International Year of the Periodic Table: Closing ceremony with GSI participation
It was the culmination of an extraordinary anniversary year: the closing ceremony of the International Year of the Periodic Table proclaimed by the United Nations, recently held in Tokyo. 2019 marks the 150th anniversary of the discovery of the periodic table. The GSI Helmholtzzentrum für Schwerionenforschung was also represented at the festive event in Japan. With its decades of successful research and the discovery of six new chemical elements, GSI contributed significantly to the updating of the periodic table.
GSI as an institute of element discoverers has played a major role in the further development of the periodic table: In experiments at the GSI accelerator facility, research groups led by Professor Peter Armbruster, Professor Gottfried Münzenberg and Professor Sigurd Hofmann succeeded in discovering the six elements 107 to 112. Furthermore, under group leadership of Dr. Matthias Schädel, the first chemical classifications of some of these elements were carried out. GSI also succeeded in producing elements 113 to 117 and thus confirming initial discoveries from Japan and Russia.
One highlight of the closing ceremony in Tokyo focused on the topic "Creation of superheavy elements". Scientists who produced and discovered superheavy elements appeared on stage to celebrate the completion of the seventh row of the periodic table. GSI was represented by Dr. Alexander Yakushev for element 107 (bohrium), Professor Christoph Düllmann for element 108 (hassium), Professor Michael Block for element 109 (meitnerium), Professor Karlheinz Langanke for element 110 (darmstadtium), Dr. Dieter Ackermann for element 111 (roentgenium), and Dr. Jadambaa Khuyagbaatar for element 112 (copernicium). In addition,
speeches were be given by prominent scientists from the laboratories that contributed largely to the discoveries. Research Director Professor Karlheinz Langanke presented GSI and FAIR.

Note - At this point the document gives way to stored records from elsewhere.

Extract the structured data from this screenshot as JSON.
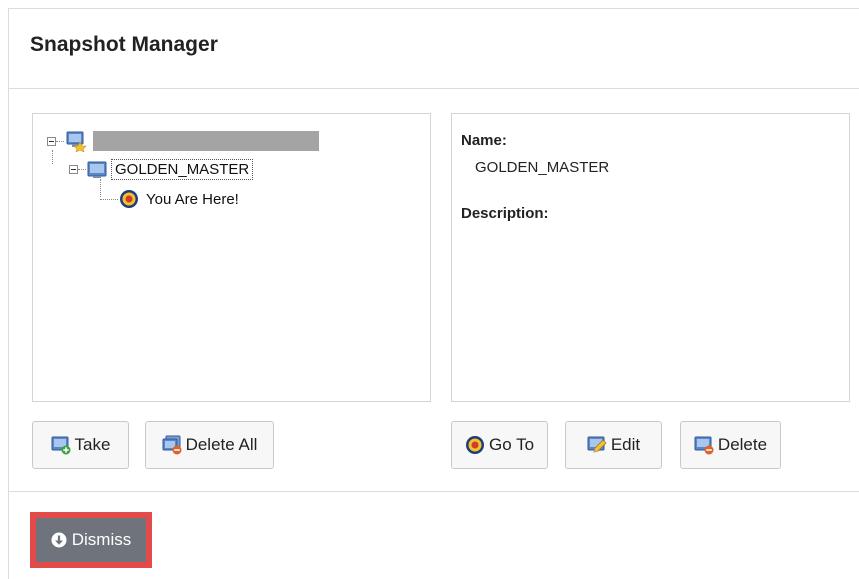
{
  "dialog": {
    "title": "Snapshot Manager"
  },
  "tree": {
    "host_name_redacted": "",
    "snapshot_node": "GOLDEN_MASTER",
    "current_state_node": "You Are Here!"
  },
  "details": {
    "name_label": "Name:",
    "name_value": "GOLDEN_MASTER",
    "description_label": "Description:",
    "description_value": ""
  },
  "buttons": {
    "take": "Take",
    "delete_all": "Delete All",
    "go_to": "Go To",
    "edit": "Edit",
    "delete": "Delete",
    "dismiss": "Dismiss"
  },
  "colors": {
    "dismiss_bg": "#6f747c",
    "highlight_outline": "#e34b4b",
    "redaction_bar": "#a4a4a4"
  },
  "icons": {
    "host": "vm-host-icon",
    "snapshot": "snapshot-icon",
    "you_are_here": "target-icon",
    "take": "take-snapshot-icon",
    "delete_all": "delete-all-snapshots-icon",
    "go_to": "target-icon",
    "edit": "edit-snapshot-icon",
    "delete": "delete-snapshot-icon",
    "dismiss": "arrow-down-circle-icon"
  }
}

From the very beginning, the internationality of GSI, which celebrates its 50th anniversary this year, has been very important: All elements were discovered in transnational collaborative efforts within the research teams. With the construction of the international accelerator center FAIR this success story is currently being continued and further intensified. With the FAIR facility, scientists from all over the will be able to study the universe in the lab to address fundamental problems such as the origin of heavy elements in the universe or the structure of neutron stars, but also to advance applications from material sciences to medicine. (BP)